BEGIN DATASET CONTENT

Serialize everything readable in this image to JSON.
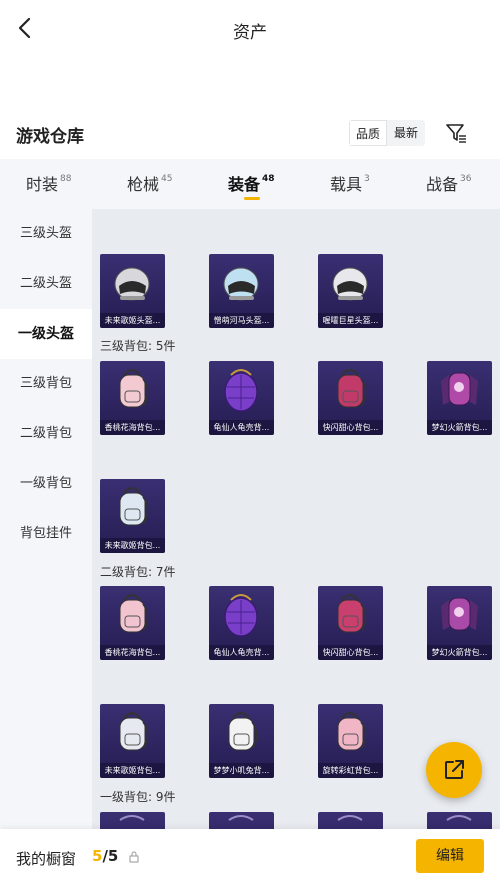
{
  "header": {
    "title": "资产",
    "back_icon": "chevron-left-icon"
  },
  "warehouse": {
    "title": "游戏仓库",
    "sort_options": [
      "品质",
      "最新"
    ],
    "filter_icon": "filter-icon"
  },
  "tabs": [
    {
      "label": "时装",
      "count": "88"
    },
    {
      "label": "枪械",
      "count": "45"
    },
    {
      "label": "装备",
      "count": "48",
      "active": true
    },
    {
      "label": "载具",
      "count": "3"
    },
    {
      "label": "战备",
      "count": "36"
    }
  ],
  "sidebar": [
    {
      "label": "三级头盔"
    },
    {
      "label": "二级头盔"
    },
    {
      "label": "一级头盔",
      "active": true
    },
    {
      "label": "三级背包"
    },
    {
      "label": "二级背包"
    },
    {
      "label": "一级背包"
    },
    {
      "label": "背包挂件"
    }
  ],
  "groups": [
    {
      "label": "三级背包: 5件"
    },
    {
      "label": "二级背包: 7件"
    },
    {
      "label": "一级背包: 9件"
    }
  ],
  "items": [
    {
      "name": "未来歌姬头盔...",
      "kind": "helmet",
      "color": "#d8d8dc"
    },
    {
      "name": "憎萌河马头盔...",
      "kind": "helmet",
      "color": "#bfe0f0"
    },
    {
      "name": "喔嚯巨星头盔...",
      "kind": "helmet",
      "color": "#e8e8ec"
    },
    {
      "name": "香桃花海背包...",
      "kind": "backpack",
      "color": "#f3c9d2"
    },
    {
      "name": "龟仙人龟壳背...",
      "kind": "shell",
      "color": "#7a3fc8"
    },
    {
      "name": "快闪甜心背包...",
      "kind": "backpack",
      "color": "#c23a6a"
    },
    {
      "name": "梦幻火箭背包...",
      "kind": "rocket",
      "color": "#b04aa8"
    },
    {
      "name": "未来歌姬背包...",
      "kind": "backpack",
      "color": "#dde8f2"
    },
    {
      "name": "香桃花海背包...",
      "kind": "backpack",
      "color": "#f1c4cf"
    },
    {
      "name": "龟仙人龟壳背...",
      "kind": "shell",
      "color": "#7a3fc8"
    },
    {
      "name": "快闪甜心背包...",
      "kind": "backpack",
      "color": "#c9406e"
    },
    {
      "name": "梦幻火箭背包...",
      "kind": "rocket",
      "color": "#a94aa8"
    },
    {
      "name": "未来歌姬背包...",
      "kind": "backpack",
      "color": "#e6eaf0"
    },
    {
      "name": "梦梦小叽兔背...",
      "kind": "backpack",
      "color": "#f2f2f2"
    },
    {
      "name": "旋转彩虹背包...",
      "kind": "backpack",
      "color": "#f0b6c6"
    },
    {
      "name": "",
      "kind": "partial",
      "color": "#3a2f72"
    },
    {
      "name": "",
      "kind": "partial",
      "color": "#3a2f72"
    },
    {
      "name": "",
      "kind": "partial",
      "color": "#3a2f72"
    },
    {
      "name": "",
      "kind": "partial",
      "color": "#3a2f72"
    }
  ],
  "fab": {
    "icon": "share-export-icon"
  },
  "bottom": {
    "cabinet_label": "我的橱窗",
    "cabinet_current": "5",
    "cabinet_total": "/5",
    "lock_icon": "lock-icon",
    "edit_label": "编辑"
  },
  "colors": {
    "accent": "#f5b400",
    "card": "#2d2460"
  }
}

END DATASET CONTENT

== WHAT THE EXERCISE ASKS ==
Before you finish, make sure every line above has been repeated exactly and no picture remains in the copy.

== EXPECTED ANSWER ==
Serialize everything readable in this image to JSON.
{
  "header": {
    "title": "资产",
    "back_icon": "chevron-left-icon"
  },
  "warehouse": {
    "title": "游戏仓库",
    "sort_options": [
      "品质",
      "最新"
    ],
    "filter_icon": "filter-icon"
  },
  "tabs": [
    {
      "label": "时装",
      "count": "88"
    },
    {
      "label": "枪械",
      "count": "45"
    },
    {
      "label": "装备",
      "count": "48",
      "active": true
    },
    {
      "label": "载具",
      "count": "3"
    },
    {
      "label": "战备",
      "count": "36"
    }
  ],
  "sidebar": [
    {
      "label": "三级头盔"
    },
    {
      "label": "二级头盔"
    },
    {
      "label": "一级头盔",
      "active": true
    },
    {
      "label": "三级背包"
    },
    {
      "label": "二级背包"
    },
    {
      "label": "一级背包"
    },
    {
      "label": "背包挂件"
    }
  ],
  "groups": [
    {
      "label": "三级背包: 5件"
    },
    {
      "label": "二级背包: 7件"
    },
    {
      "label": "一级背包: 9件"
    }
  ],
  "items": [
    {
      "name": "未来歌姬头盔...",
      "kind": "helmet",
      "color": "#d8d8dc"
    },
    {
      "name": "憎萌河马头盔...",
      "kind": "helmet",
      "color": "#bfe0f0"
    },
    {
      "name": "喔嚯巨星头盔...",
      "kind": "helmet",
      "color": "#e8e8ec"
    },
    {
      "name": "香桃花海背包...",
      "kind": "backpack",
      "color": "#f3c9d2"
    },
    {
      "name": "龟仙人龟壳背...",
      "kind": "shell",
      "color": "#7a3fc8"
    },
    {
      "name": "快闪甜心背包...",
      "kind": "backpack",
      "color": "#c23a6a"
    },
    {
      "name": "梦幻火箭背包...",
      "kind": "rocket",
      "color": "#b04aa8"
    },
    {
      "name": "未来歌姬背包...",
      "kind": "backpack",
      "color": "#dde8f2"
    },
    {
      "name": "香桃花海背包...",
      "kind": "backpack",
      "color": "#f1c4cf"
    },
    {
      "name": "龟仙人龟壳背...",
      "kind": "shell",
      "color": "#7a3fc8"
    },
    {
      "name": "快闪甜心背包...",
      "kind": "backpack",
      "color": "#c9406e"
    },
    {
      "name": "梦幻火箭背包...",
      "kind": "rocket",
      "color": "#a94aa8"
    },
    {
      "name": "未来歌姬背包...",
      "kind": "backpack",
      "color": "#e6eaf0"
    },
    {
      "name": "梦梦小叽兔背...",
      "kind": "backpack",
      "color": "#f2f2f2"
    },
    {
      "name": "旋转彩虹背包...",
      "kind": "backpack",
      "color": "#f0b6c6"
    },
    {
      "name": "",
      "kind": "partial",
      "color": "#3a2f72"
    },
    {
      "name": "",
      "kind": "partial",
      "color": "#3a2f72"
    },
    {
      "name": "",
      "kind": "partial",
      "color": "#3a2f72"
    },
    {
      "name": "",
      "kind": "partial",
      "color": "#3a2f72"
    }
  ],
  "fab": {
    "icon": "share-export-icon"
  },
  "bottom": {
    "cabinet_label": "我的橱窗",
    "cabinet_current": "5",
    "cabinet_total": "/5",
    "lock_icon": "lock-icon",
    "edit_label": "编辑"
  },
  "colors": {
    "accent": "#f5b400",
    "card": "#2d2460"
  }
}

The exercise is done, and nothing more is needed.